  • Does the surgery require special equipment? Is it available?
  • Does my pet’s surgery require a specialist?
  • What should I expect the outcome of the surgery to be?
  • What follow-up care is necessary?

What is a Board Certified Internist?

These specialists have dedicated 3 to 6 years of their professional career to advanced training in veterinary medicine. Only veterinarians who have successfully completed ACVIM’s rigorous training and testing requirements are certified as Diplomates, and have earned the right to be called Board-certified specialists in veterinary internal medicine.

“The amount of training an ACVIM Board-certified specialist is required to have goes far beyond the technical aspects of veterinary care,” said Bruce Madewell, DVM, incoming ACVIM Board Chair. “Our training includes an extensive amount of time dedicated to all aspects of cardiology, neurology, oncology and internal medicine. This breadth of training helps ensure that we provide an optimum level of care for all our patients.”

Why are veterinary specialists needed?

There are several reasons for the increase in veterinary specialists. The first parallels what has been seen in human medicine — rapid advances in the medical profession make it difficult for general veterinary practitioners to remain current with advances in technology and techniques. If general veterinarians are faced with a medical situation outside their area of expertise, they now have the option of referring their client to a specialist. Second, more Americans accept their pets as part of their families. Therefore, they are demanding similar health care for their pets as received by humans. According to a recent survey conducted by the American Animal Hospital Association of pet owners in the United States and Canada, a majority responded that they would take extra measures to ensure their pets’ well being. Moreover, pet owners have become more educated about veterinary care options available for their pets, and are demanding the best treatment available and the most qualified person to perform that treatment for their pets. According to a recent survey by the Companion Animal and Family Health Council, 73 percent of veterinarians said their clients seek more referrals to veterinary specialists today than they did 5 years ago.

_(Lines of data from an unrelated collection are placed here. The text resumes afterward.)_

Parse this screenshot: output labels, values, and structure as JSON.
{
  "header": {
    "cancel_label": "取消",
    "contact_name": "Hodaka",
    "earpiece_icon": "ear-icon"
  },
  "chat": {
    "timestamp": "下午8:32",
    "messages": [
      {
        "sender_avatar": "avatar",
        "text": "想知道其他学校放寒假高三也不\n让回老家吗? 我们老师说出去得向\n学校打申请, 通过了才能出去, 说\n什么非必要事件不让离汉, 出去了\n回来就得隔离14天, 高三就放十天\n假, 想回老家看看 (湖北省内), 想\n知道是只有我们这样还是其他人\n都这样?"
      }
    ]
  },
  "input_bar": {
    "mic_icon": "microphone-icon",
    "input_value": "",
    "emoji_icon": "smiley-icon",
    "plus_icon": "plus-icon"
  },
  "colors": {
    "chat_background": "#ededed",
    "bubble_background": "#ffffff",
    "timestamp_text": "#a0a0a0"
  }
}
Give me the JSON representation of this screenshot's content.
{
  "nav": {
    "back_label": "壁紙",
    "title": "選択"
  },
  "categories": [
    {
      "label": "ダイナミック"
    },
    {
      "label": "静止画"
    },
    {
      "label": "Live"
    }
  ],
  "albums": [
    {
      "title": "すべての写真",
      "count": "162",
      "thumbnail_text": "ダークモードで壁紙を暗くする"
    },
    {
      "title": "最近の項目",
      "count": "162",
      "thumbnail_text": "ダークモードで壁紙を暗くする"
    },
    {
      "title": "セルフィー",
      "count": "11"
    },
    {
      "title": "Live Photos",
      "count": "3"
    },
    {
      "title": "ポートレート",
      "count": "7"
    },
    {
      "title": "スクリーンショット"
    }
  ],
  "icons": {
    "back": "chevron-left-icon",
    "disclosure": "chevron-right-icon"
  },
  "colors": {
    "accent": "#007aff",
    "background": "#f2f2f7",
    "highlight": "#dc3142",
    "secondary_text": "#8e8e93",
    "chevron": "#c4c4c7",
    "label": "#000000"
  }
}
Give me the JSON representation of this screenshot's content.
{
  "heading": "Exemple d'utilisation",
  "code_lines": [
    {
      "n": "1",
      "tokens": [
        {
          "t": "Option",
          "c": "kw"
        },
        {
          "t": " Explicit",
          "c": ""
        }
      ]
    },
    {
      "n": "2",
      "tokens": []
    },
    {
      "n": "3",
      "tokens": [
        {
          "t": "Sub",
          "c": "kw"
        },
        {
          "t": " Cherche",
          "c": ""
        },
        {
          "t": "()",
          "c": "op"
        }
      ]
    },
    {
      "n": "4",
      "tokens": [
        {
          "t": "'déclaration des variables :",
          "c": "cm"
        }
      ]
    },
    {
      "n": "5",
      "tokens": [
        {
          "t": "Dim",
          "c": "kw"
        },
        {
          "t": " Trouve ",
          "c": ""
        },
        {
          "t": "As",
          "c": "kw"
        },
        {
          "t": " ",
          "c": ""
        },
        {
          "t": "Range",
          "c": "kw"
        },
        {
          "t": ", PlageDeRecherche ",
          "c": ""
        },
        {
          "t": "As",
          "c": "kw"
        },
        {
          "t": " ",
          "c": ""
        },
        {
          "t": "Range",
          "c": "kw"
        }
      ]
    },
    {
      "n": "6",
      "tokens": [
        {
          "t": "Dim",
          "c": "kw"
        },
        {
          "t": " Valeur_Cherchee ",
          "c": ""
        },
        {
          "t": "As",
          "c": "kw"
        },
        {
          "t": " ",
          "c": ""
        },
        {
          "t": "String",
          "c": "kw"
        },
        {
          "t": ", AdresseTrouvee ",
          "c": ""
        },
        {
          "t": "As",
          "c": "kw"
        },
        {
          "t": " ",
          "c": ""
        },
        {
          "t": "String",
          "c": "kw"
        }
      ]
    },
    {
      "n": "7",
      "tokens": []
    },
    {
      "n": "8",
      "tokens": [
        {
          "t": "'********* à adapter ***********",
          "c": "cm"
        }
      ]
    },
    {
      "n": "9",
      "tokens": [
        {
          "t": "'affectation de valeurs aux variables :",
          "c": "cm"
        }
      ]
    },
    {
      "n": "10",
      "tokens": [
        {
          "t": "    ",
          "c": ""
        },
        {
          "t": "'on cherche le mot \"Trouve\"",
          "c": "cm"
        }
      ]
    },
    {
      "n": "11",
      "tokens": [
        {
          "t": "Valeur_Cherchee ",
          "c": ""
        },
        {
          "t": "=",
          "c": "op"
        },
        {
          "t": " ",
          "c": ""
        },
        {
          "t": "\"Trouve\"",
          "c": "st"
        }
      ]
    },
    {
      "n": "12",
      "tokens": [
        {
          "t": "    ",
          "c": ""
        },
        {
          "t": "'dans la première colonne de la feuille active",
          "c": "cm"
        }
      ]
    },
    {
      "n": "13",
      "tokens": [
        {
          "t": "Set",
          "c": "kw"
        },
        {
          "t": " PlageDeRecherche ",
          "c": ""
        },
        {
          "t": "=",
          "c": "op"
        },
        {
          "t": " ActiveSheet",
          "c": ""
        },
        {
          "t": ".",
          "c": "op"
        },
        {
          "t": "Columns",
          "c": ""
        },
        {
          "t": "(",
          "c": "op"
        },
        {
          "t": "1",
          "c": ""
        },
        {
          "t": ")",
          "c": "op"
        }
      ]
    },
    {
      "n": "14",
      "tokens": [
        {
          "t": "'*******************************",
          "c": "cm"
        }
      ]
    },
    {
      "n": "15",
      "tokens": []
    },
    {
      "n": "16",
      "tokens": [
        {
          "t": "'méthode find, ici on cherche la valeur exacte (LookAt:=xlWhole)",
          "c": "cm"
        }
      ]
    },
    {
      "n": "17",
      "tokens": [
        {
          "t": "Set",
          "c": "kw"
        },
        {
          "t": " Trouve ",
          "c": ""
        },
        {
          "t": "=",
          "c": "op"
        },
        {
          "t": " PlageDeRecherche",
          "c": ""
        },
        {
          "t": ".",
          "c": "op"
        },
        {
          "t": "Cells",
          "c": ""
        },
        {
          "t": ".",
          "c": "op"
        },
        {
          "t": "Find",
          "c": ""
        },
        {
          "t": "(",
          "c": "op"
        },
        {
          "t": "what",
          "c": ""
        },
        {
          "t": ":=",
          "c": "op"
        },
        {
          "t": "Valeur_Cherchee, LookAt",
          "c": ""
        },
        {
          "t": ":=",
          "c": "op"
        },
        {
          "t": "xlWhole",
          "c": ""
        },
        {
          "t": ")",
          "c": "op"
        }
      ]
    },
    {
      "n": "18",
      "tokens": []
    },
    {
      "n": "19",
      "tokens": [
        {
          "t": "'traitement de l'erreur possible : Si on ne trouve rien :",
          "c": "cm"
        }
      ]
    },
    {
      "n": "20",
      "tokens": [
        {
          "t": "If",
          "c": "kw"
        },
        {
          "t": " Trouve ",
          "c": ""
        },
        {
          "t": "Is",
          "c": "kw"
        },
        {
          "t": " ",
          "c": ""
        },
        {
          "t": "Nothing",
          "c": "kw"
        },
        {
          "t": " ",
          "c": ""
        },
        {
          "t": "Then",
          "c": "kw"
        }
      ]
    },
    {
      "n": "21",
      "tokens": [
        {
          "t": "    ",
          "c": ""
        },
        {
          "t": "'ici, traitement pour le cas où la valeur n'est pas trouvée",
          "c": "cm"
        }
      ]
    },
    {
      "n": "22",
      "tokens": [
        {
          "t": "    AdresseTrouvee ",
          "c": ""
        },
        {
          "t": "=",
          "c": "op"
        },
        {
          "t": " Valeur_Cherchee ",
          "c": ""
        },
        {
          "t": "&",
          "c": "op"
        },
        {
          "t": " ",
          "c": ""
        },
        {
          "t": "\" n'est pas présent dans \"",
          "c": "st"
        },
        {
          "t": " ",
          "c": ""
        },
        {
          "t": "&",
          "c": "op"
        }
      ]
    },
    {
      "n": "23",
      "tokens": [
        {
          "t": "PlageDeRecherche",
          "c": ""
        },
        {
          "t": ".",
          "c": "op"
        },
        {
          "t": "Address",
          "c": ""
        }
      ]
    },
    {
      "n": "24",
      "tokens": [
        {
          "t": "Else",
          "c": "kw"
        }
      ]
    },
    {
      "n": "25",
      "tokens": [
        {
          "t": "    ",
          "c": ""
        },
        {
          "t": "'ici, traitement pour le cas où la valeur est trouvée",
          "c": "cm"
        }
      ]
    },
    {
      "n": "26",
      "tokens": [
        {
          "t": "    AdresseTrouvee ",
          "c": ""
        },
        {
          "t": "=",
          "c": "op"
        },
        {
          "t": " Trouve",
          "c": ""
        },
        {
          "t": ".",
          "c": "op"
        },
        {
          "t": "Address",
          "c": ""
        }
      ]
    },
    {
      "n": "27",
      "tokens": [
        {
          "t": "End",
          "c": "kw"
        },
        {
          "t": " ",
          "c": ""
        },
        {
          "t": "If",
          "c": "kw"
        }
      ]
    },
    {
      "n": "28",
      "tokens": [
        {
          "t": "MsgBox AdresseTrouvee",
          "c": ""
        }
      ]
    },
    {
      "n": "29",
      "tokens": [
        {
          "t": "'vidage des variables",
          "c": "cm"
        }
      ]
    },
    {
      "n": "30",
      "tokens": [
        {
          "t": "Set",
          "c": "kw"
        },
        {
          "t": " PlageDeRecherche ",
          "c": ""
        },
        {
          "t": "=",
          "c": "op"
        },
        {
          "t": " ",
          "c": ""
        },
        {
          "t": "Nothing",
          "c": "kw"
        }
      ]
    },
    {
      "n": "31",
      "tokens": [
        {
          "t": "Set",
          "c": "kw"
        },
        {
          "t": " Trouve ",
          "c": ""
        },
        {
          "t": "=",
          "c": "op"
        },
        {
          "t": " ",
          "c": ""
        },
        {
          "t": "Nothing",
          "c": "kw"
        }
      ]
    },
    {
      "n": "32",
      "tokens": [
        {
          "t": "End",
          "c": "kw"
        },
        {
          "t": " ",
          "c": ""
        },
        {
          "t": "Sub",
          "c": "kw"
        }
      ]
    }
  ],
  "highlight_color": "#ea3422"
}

Do I need an appointment to see a specialists?

While an appointment is not necessary, a referral is. A Referral from your regular veterinarian helps us communicate with them to provide the best care for your pet. Appointments do help to alleviate some wait time and help make for a more efficient visit.

To download the referral form needed for your appointment click here.

HOWEVER if you have a pet emergency we will waive the referral and treat your pet as needed and contact your regular veterinarian after treatment. Walk in appointments will be seen based on medical emergency first, then will be fit in around scheduled appointments.

Does Miami Veterinary Specialists offer vaccines and routine veterinary care?

MVS does not offer routine veterinary care. Once the initial problem is treated and resolved, you should contact your veterinarian to schedule further follow-up appointments. Maintaining scheduled vaccines and routine health care is vital for your pet’s continued well being.

The Miami Veterinary Specialists will maintain an open communication with your primary care veterinarian, updating your pet’s diagnosis and progress of treatment.

How does MVS differ from your regular veterinarian?

A board-certified specialist has expertise and training in the management of complex and unusual problems, and can perform procedures needed to treat your pet’s problems. To be awarded Diplomacy in their respective specialties, veterinarians must successfully complete the certification and testing requirements of the various specialty boards.